Merchants often ask us about key steps to get started once they’ve launched on the Network. A great place to focus your energy early on is building a Creative Inventory. This will give new Affiliates marketing collateral to use in their promotions immediately after you accept them into your program.
In addition to your Creative Inventory, you may be interested in submitting a banner ad for a Featured Program Placement: an in-network advertising opportunity offered by Client Services. Reserving a spot within the Affiliate interface is a great way to gain exposure and encourage new partners to apply to your program.
However, in both of these cases, it’s important that you do not undercut your promotional efforts with lackluster banner ads. Here are some pointers to make sure you’re packing the most punch per pixel.
1. Content Hierarchy & Message
Be clear in what you are trying to convey. Are you promoting a new product line? Are you running a blowout sale? Or is the main point of this campaign simply a branding play? Once you know the question, it’s easier to find your answer. Your main message should visually support this answer through text size, properly correlating diction, and arrangement (also called composition).
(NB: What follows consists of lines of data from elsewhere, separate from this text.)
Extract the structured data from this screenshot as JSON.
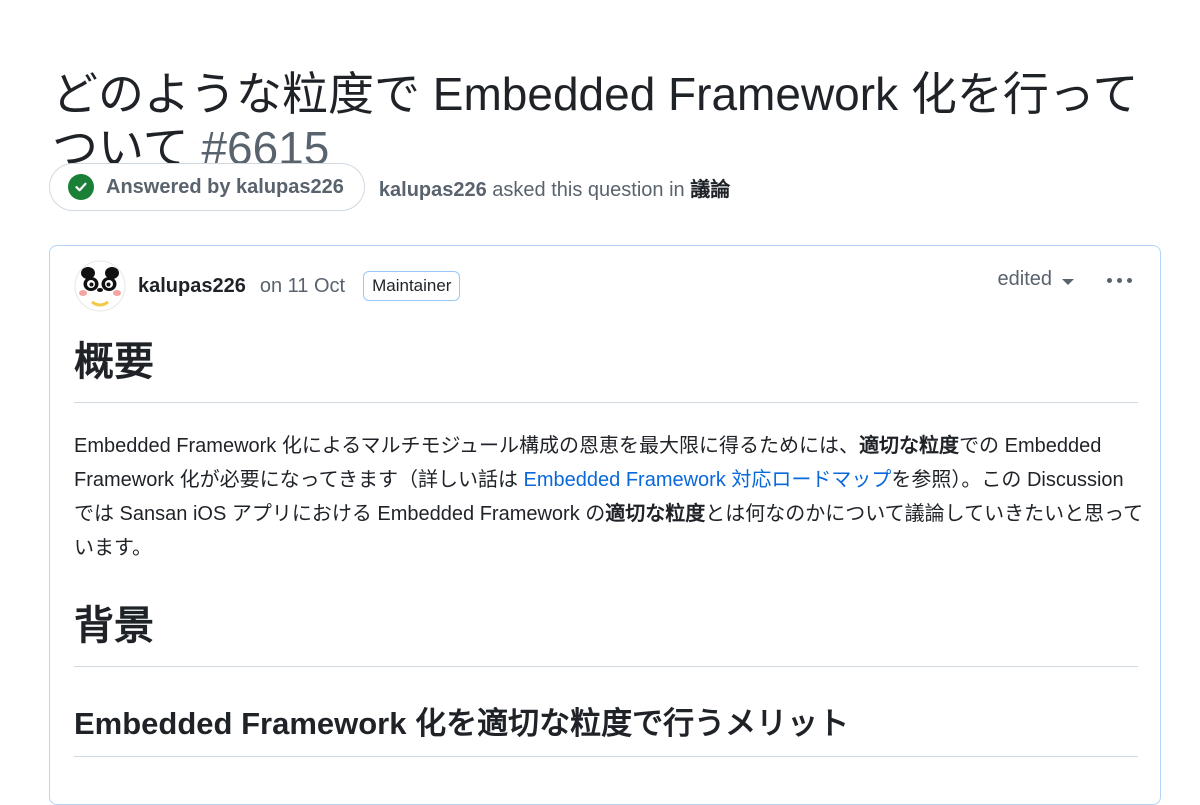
{
  "discussion": {
    "title_line1": "どのような粒度で Embedded Framework 化を行って",
    "title_line2": "ついて",
    "number": "#6615",
    "answered_label": "Answered by kalupas226",
    "asker": "kalupas226",
    "asked_text": " asked this question in ",
    "category": "議論"
  },
  "post": {
    "author": "kalupas226",
    "date": "on 11 Oct",
    "badge": "Maintainer",
    "edited_label": "edited",
    "heading_overview": "概要",
    "para": {
      "t1": "Embedded Framework 化によるマルチモジュール構成の恩恵を最大限に得るためには、",
      "b1": "適切な粒度",
      "t2": "での Embedded Framework 化が必要になってきます（詳しい話は ",
      "link": "Embedded Framework 対応ロードマップ",
      "t3": "を参照）。この Discussion では Sansan iOS アプリにおける Embedded Framework の",
      "b2": "適切な粒度",
      "t4": "とは何なのかについて議論していきたいと思っています。"
    },
    "heading_background": "背景",
    "heading_merit": "Embedded Framework 化を適切な粒度で行うメリット"
  },
  "colors": {
    "success": "#1a7f37",
    "link": "#0969da",
    "muted": "#59636e",
    "card_border": "#b6d4f7"
  },
  "icons": [
    "check-circle-icon",
    "avatar-panda-icon",
    "caret-down-icon",
    "kebab-menu-icon"
  ]
}
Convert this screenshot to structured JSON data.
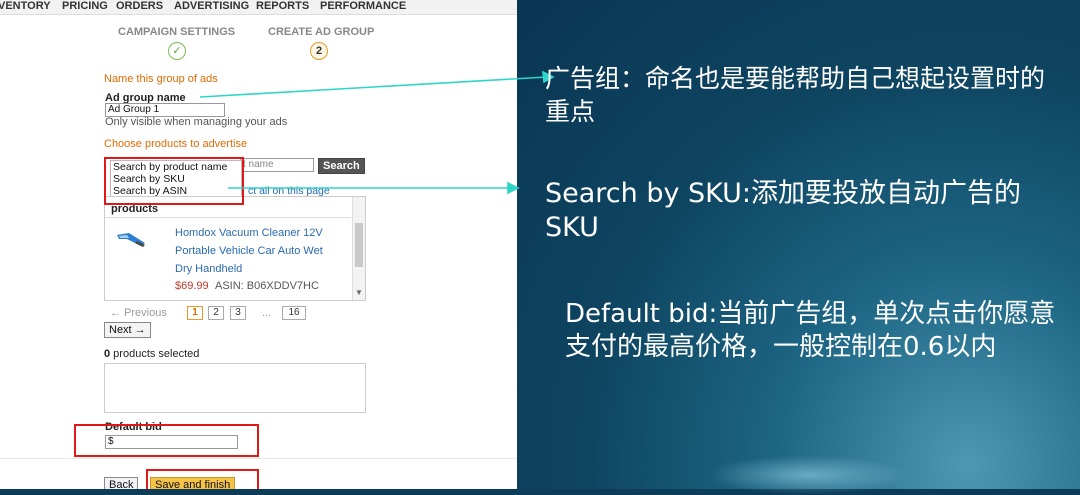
{
  "nav": {
    "items": [
      "VENTORY",
      "PRICING",
      "ORDERS",
      "ADVERTISING",
      "REPORTS",
      "PERFORMANCE"
    ]
  },
  "steps": {
    "step1_label": "CAMPAIGN SETTINGS",
    "step1_mark": "✓",
    "step2_label": "CREATE AD GROUP",
    "step2_mark": "2"
  },
  "form": {
    "name_heading": "Name this group of ads",
    "ad_group_label": "Ad group name",
    "ad_group_value": "Ad Group 1",
    "ad_group_hint": "Only visible when managing your ads",
    "choose_heading": "Choose products to advertise",
    "search_placeholder": "t name",
    "search_button": "Search",
    "dropdown_options": [
      "Search by product name",
      "Search by SKU",
      "Search by ASIN"
    ],
    "select_all_fragment": "ct all on this page",
    "products_header": "products",
    "product": {
      "title_line1": "Homdox Vacuum Cleaner 12V",
      "title_line2": "Portable Vehicle Car Auto Wet",
      "title_line3": "Dry Handheld",
      "price": "$69.99",
      "asin": "ASIN: B06XDDV7HC"
    },
    "pager": {
      "previous": "← Previous",
      "pages": [
        "1",
        "2",
        "3"
      ],
      "ellipsis": "...",
      "last": "16",
      "next": "Next →"
    },
    "selected_count": "0",
    "selected_suffix": " products selected",
    "default_bid_label": "Default bid",
    "default_bid_value": "$",
    "back_button": "Back",
    "save_button": "Save and finish"
  },
  "notes": {
    "note1": "广告组：命名也是要能帮助自己想起设置时的重点",
    "note2": "Search by SKU:添加要投放自动广告的SKU",
    "note3": "Default bid:当前广告组，单次点击你愿意支付的最高价格，一般控制在0.6以内"
  },
  "colors": {
    "annotation_red": "#e01818",
    "arrow_teal": "#2fd6c8",
    "accent_orange": "#e06a00",
    "slide_bg": "#0e4561"
  }
}
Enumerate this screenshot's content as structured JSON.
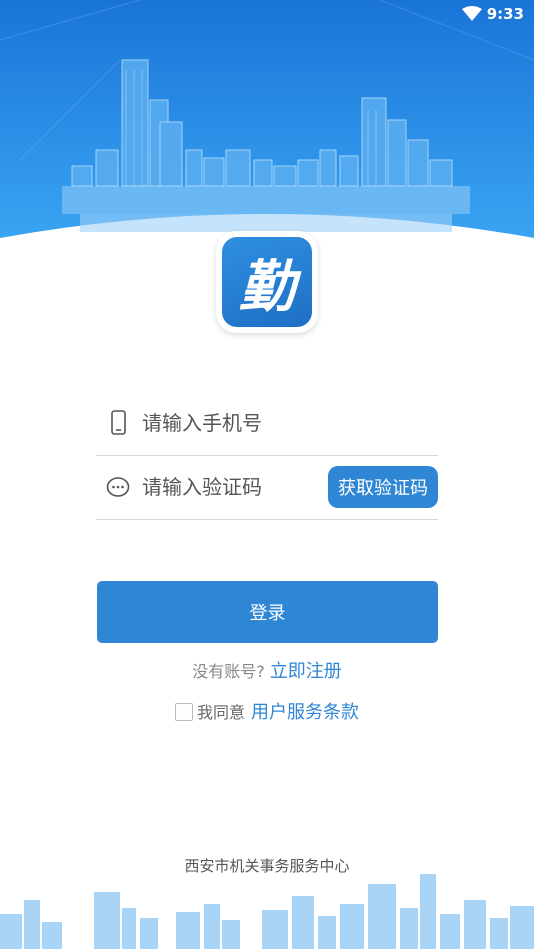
{
  "status_bar": {
    "time": "9:33",
    "wifi_icon": "wifi-icon"
  },
  "logo": {
    "char": "勤"
  },
  "phone_field": {
    "placeholder": "请输入手机号",
    "icon": "phone-icon"
  },
  "code_field": {
    "placeholder": "请输入验证码",
    "icon": "message-icon",
    "button_label": "获取验证码"
  },
  "login_button": {
    "label": "登录"
  },
  "register": {
    "prompt": "没有账号?",
    "link": "立即注册"
  },
  "agreement": {
    "checked": false,
    "prefix": "我同意",
    "link": "用户服务条款"
  },
  "footer": {
    "org": "西安市机关事务服务中心"
  },
  "colors": {
    "primary": "#2f86d4",
    "hero_top": "#1a78dc",
    "hero_bottom": "#3aa0f0"
  }
}
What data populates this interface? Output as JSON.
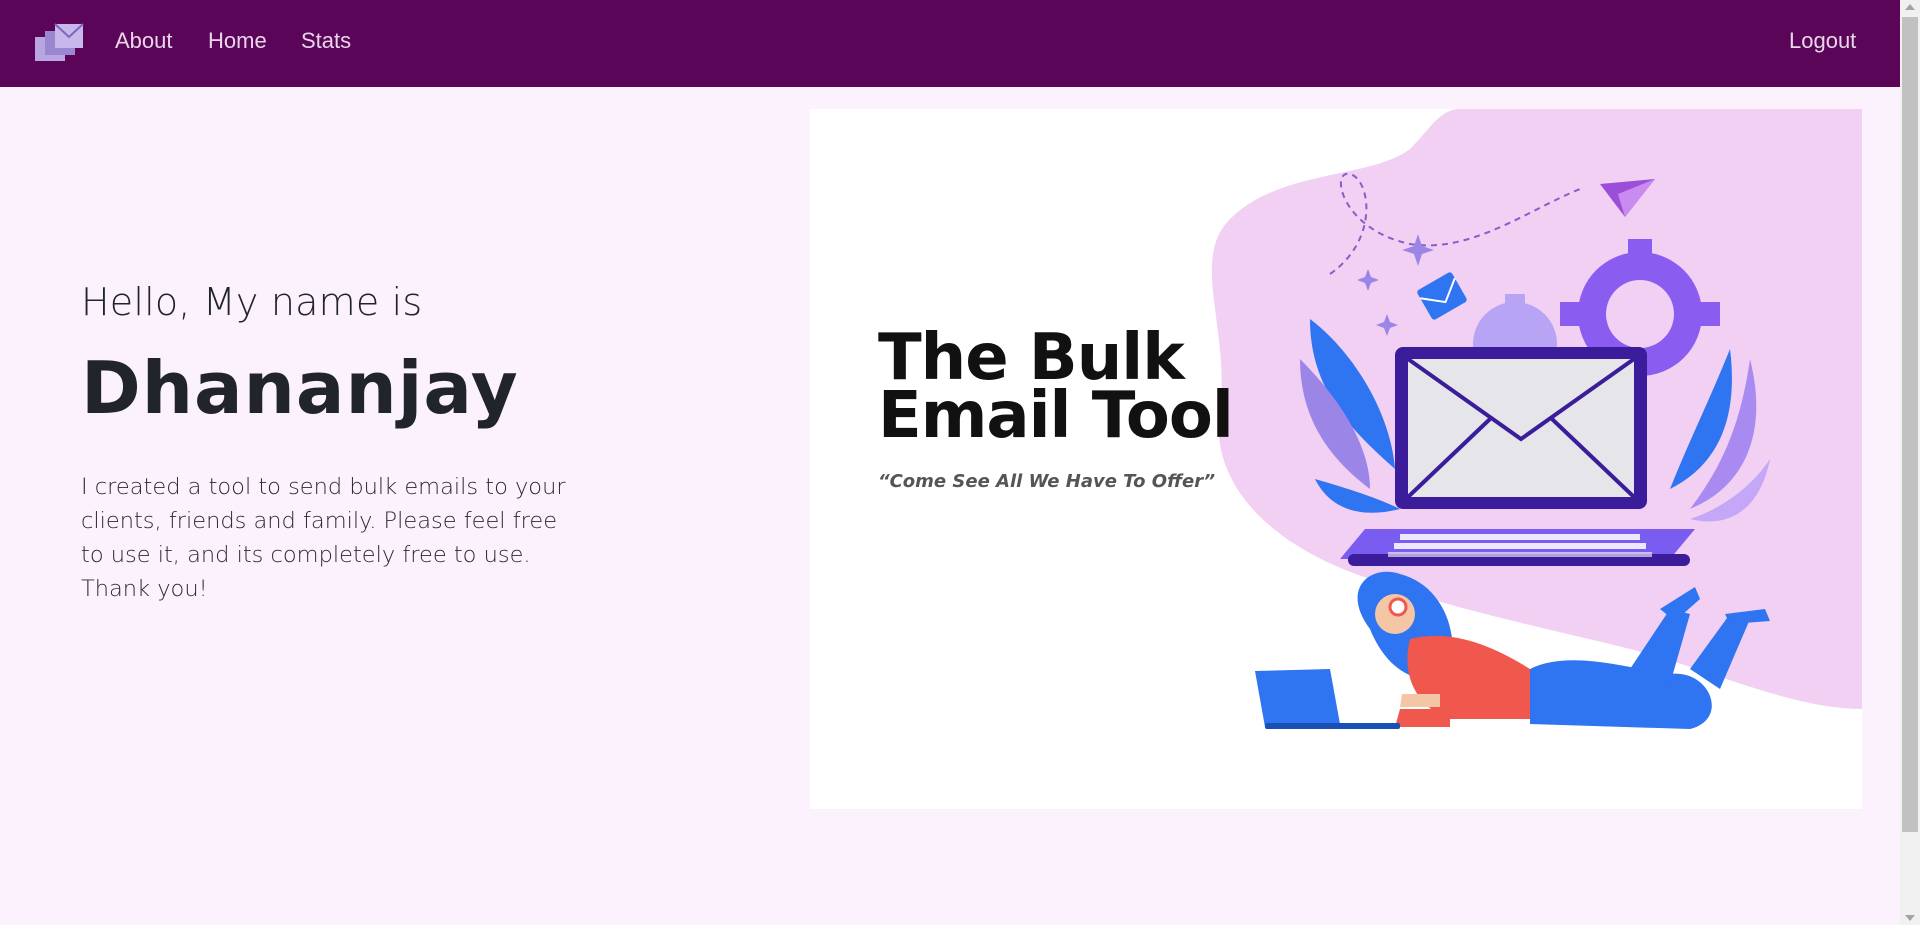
{
  "nav": {
    "about": "About",
    "home": "Home",
    "stats": "Stats",
    "logout": "Logout"
  },
  "intro": {
    "greeting": "Hello, My name is",
    "name": "Dhananjay",
    "description": "I created a tool to send bulk emails to your clients, friends and family. Please feel free to use it, and its completely free to use. Thank you!"
  },
  "hero": {
    "title_line1": "The Bulk",
    "title_line2": "Email Tool",
    "tagline": "“Come See All We Have To Offer”"
  },
  "colors": {
    "navbar": "#5b0558",
    "page_background": "#fbf2fd",
    "blob": "#f1d0f4",
    "laptop_purple": "#3b1c9a",
    "accent_blue": "#2f74f0",
    "shirt_red": "#f0574d"
  },
  "icons": [
    "logo-icon",
    "mail-envelope-icon",
    "paper-plane-icon",
    "gear-icon",
    "laptop-icon"
  ]
}
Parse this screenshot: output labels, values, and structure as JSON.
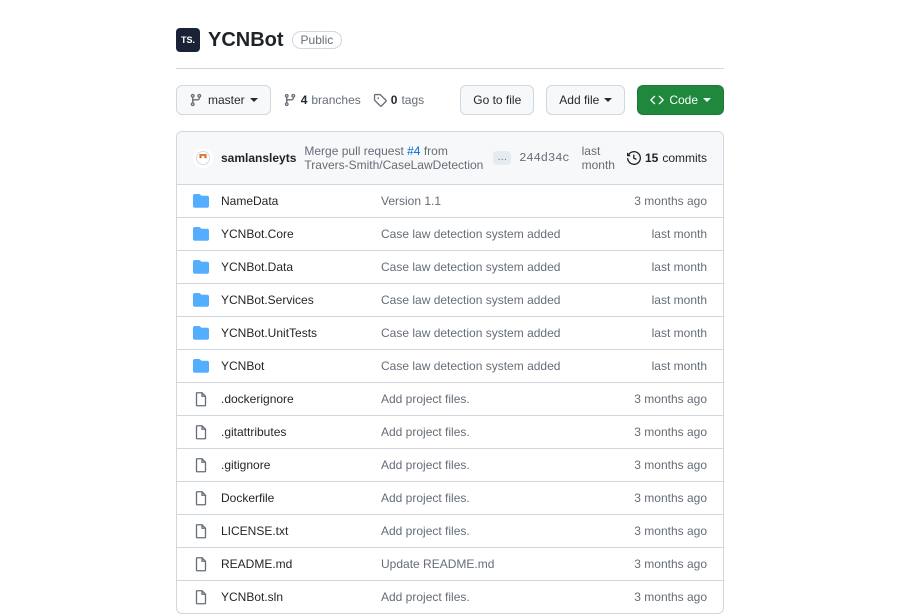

You typically have under 3 seconds to make an impression on the average viewer. What information will they be drawn to the most? Is that the message you intend to be sending? Give a friend, acquaintance, or even a stranger on the street the 3-second test. Flash your proposed ad in front of them for a couple seconds and then ask what they can recall about it. You may be surprised what they respond to!
2. Logo + Image Files
It is absolutely necessary to include your logo in a banner ad design. You should select the version of your logo that fits best within the context and composition of the entire ad. For example, we have versions of our logo in black and white, versions with certain elements outlined, and versions with or without our tag line. Some companies may have a version of their logo that they use for horizontal layouts as opposed to vertical layouts.
Less is more when it comes to including imagery in your ads. Just like your content, your image should be singular. Choose either one powerful lifestyle image or carefully selected high-resolution silhouetted products. A great example is Warby Parker: here we have a single product and focal point but the ad still delivers a solid message and looks well designed.
3. Call to Action
Every successful ad includes some kind of encouragement to click. Whether you’re trying to get someone to sign up for an email newsletter or buy a cocktail dress, the call to action button should include a short, concise directive. (From there, hopefully you lead them directly to where they can fulfill that particular action!) The supporting messaging should try and direct the eye to this button in a gradual way but the call to action should jump out enough on its own in comparison to any other text on the ad. Experiment with different button colors and make sure to include high contrast colors- most likely, one should be neutral. If your button is pink, do not use red or blue text on top. A better text choice would be white or off-white.
5. Color palette
There are two things to keep in mind when picking colors for your fonts and CTA buttons: your branding and the main image you have selected. Ideally, you should have a stockpile of original photographs, stock photos or product images that are on-brand and approved for marketing use. Even with a fairly “busy” lifestyle image as the background, you can still achieve consistency and cohesion. Here is an example of a featured placement we created for a Merchant:
A different example featuring a minimalist style:
It goes without saying, that all of the elements featured in your ad should come together to support the overall brand and brand identity. An excellent example of proper execution is ShareASale Merchant, Malin + Goetz. Their banners are undoubtedly an extension of their brand – visually, they are part of the same family as their products themselves, website and packaging. They even imitate an in-store browsing experience due to the clean white background, stark sans-serif logo and bold blue text.
While there is no exact formula to create the perfect banner ad, there is a certain amount of design sensitivity and understanding required to produce something that will make a meaningful impact on viewers. Take the time to scrutinize your own banner designs or hire a professional to interpret your vision and goals!